SEOUL, March 7 (Xinhua) -- China's reform and opening-up policy has benefited foreign companies, improved living standards and boosted the country's economy, an executive of South Korea's biggest automaker said.
"China's reform and opening-up is a great achievement in the development of China ... In the process of reform and opening-up for the past 40 years, China's national power has grown stronger, and people's living quality improved greatly," Lee Hyuk Joon, president of Hyundai Motor Group (China) Ltd., said in a written interview with Xinhua Wednesday.
The reform and opening-up, Lee noted, commanded the world's attention as reforms sped up in recent years while opening-up developed China's economy into a fairer, more effective one today.
In addition to benefiting the Chinese people, the policy has been advantageous to foreign companies, including Hyundai Motor that entered the Chinese market by setting up a representative office in 1992 when China and South Korea established diplomatic relations, and created a joint venture in 2002 when China entered the World Trade Organization (WTO), the executive said.
"It is no exaggeration to say China cannot exist as a prosperous one today without reform and opening-up ... China is the world's biggest consumer market, and a country having the highest number of wise, diligent managers, engineers and workers in the world," said Lee.

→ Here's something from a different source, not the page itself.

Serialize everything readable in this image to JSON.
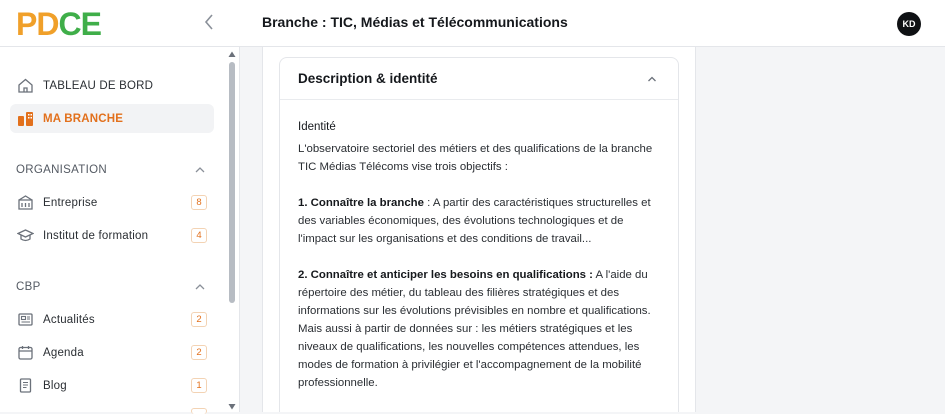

Touching on what he described as "countless attractions" China has as a destination for investment by foreign firms, Lee said the Chinese government combined efficiency, competitiveness and a business mentality to adjust its policies flexibly and continued to enhance the business environment according to developments in its economy.
"It is no doubt that Hyundai Motor successfully developed in China," Lee said, noting the success of a countless number of foreign companies due to the reform and opening-up policy.
Helped by "decisive" contributions from the Chinese government and its Chinese partners, Hyundai has worked to meet the needs of Chinese consumers over the decades and topped 10 million in cumulative automobile sales in the Chinese market earlier this year, said the executive.
Hyundai plans to provide eco-friendly models, including hybrid, electric and hydrogen fuel-cell vehicles in the Chinese market, hoping to roll out its NEXO, a new generation of its hydrogen fuel-cell vehicle as early as possible.
In 2013, Hyundai launched the ix35 Fuel Cell in 2013, becoming the first automaker commercializing hydrogen in a production model. It unveiled the NEXO SUV, a second generation of its hydrogen fuel-cell vehicle that realized hydrogen energy technology through its flagship SUV body type, in 2018.
The executive said Hyundai is confident in China's future growth and ongoing reform and opening-up.
As its economic power grew, China developed a capability to protect itself from risks, caused by an expanded opening-up, Lee said. He recommended that China continue to alter the policy as it sees fit to meet new challenges.
Even though China's growth has slowed in recent years after decades of rapid expansion, the country remains an economic force, Lee noted.
"Despite a moderate slowdown of its growth rate, China's economic fundamentals have not changed. And, China's status as a driving force of the world economy is growing higher," said Lee.
"The Chinese market is the global market."